At the same time, as a gesture, a symbol it works in provoking the conversations we need to have. In our nice comfortable settings people ask questions, and perhaps we have the opportunity to amplify and transmit some of that criticism and anger, to make those of us who need to be a bit less comfortable. It is also a personal reminder. For those of us for whom this is new, who have not been there in the past, and are privileged enough to not be dealing with discrimination and abuse on a day to day basis, it is easy to forget. Indeed it is the easiest coping strategy. Having a reminder there to keep doing better is helpful. A reminder of the commitment to step up when necessary.

So this is where I’m at right now. My current plan is to continue wearing a safety pin. I am going to keep thinking about how to apply this guide’s approach to dealing with abusive situations and try to have a plan when such a thing happens. I will continue to use the pin to start conversations and raise issues and I believe it has a real value for that in the places I go and with the people I meet. And I will keep listening to and reading the criticism and anger. And seek to reflect on it and to transmit and amplify it. At the core of that criticism is the charge to get on and do the damn work, not expect a pat on the back. So that pin isn’t a merit badge, it has to be a commitment or its worse than nothing at all. At the moment at least I feel like as a symbol of that it has some value.


  • Brucecaron

    Hundreds of safety pins were passed out at the rally yesterday in Santa Barbara. These are not hero badges. If violence in public seems to act like a disease vector, these pins are buffers to this infection. They tell others that we’re here to be non-violent. So if you are afraid, stand next to us. We might not have the courage to step into danger for you. But we certainly won’t be its source.

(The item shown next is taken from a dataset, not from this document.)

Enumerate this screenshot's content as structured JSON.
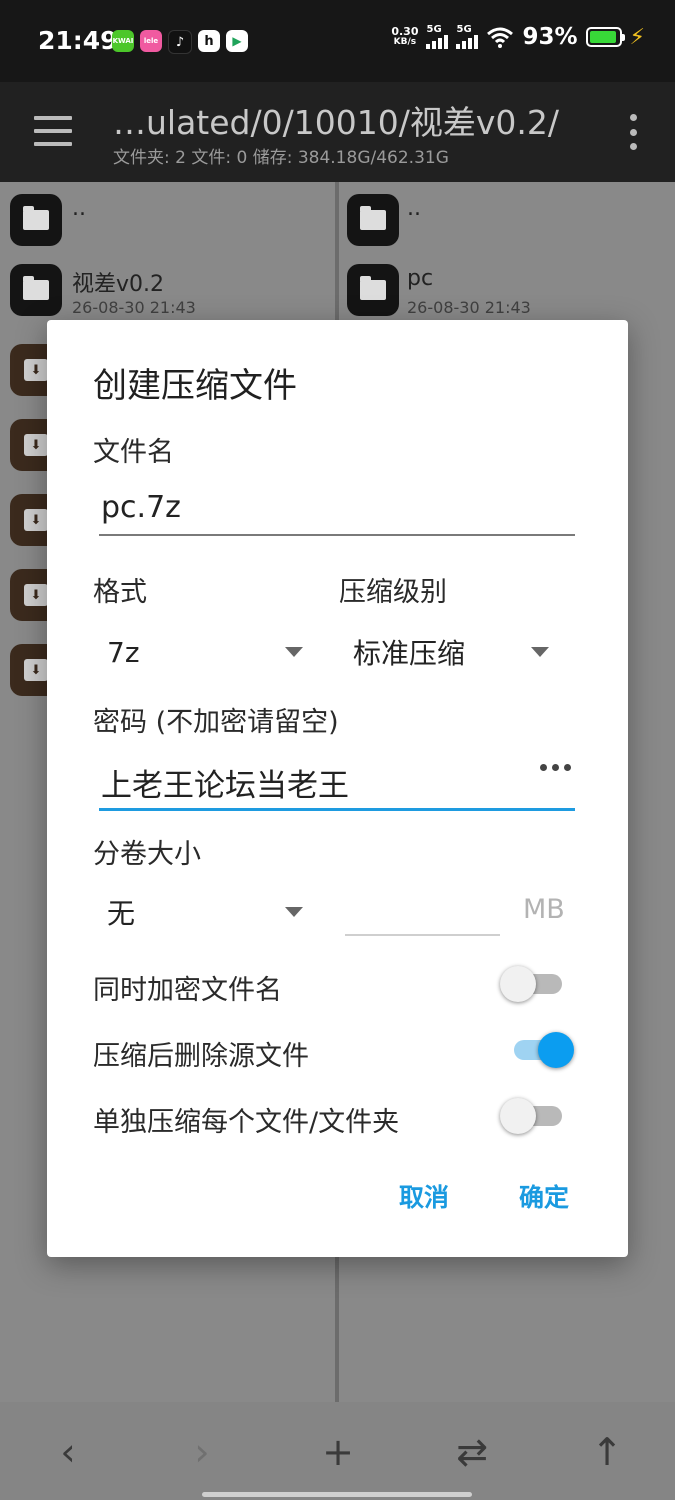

  • Brucecaron

    Alternately, you could weaponize the safety pin with a quick-acting neurotoxin on its pointy bit. :-)